In the RIAA's world everybody is an illegal infringer and it is just a matter of when they will get around to suing them, regardless of whether the defendants have every copied anything ever

Anonymous said...

Is it just me, or is this "PFF" confusingly similar to the EFF in name?

- C15

Not Telling said...

In the Jammie Thomas case, the Amicus Brief filed by the Progress and Freedom Foundation should be thrown out.

The Progress and Freedom Foundation lists among its members:

Sony & BMG Music Entertainment (which owns Arista Records)
EMI Group (which owns Capitol Records)
NBC Universal (which owns Universal Music Group (which owns Interscope Records))
Time Warner (which owns Warner Bros. Records)

All of whom are Plaintiffs in this case.

Alter_Fritz said...


Commentary & discussion:
Heise online (german)

Anonymous said...

> All of whom are Plaintiffs in this case.

You should also compare their brief to the EFF's. While the EFF has an entire section about their interest as an amici, the PFF puts absolutely nothing.

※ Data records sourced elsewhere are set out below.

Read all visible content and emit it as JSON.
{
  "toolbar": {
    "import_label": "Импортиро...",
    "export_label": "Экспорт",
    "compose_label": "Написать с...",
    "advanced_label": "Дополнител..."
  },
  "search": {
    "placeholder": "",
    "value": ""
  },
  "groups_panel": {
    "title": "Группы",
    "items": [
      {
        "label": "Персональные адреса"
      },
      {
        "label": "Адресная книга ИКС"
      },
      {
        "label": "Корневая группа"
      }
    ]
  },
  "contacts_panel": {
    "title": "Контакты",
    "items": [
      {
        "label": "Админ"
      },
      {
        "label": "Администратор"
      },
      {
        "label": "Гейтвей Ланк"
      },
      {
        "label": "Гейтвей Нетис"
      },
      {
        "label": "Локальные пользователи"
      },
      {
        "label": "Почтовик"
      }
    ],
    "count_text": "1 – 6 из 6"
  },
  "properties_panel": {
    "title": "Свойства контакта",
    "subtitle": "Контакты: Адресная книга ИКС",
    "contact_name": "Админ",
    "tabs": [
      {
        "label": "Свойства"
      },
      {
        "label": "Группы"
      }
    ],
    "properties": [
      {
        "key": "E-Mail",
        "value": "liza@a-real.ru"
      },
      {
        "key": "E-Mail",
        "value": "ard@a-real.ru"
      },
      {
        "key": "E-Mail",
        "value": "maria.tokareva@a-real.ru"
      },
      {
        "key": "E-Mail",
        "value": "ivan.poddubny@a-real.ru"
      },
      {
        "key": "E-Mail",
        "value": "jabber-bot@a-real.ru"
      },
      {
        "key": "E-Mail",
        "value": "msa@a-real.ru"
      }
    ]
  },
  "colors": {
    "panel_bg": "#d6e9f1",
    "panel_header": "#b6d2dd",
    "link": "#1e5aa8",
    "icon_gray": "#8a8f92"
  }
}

I guess that "industry sock-puppet" would've sounded a little gauche.

- C15

Anonymous said...

Well, I've been reading a lot of legal stuff lately, not just here but on a case I am actually involved in. And IANAL, but I've been trying to summarize the core arguments to explain them to others I work with.

Anyway, it seems that the arguments here are very simply summarized:

Amici for the defendant: The copyright law clearly states that a distribution requires the bits to move.

Amici for the plaintiff: Copyright law should be interpreted in the context of what the Berne treaty might imply/mean about distribution.

Is that a good summary of the two sides?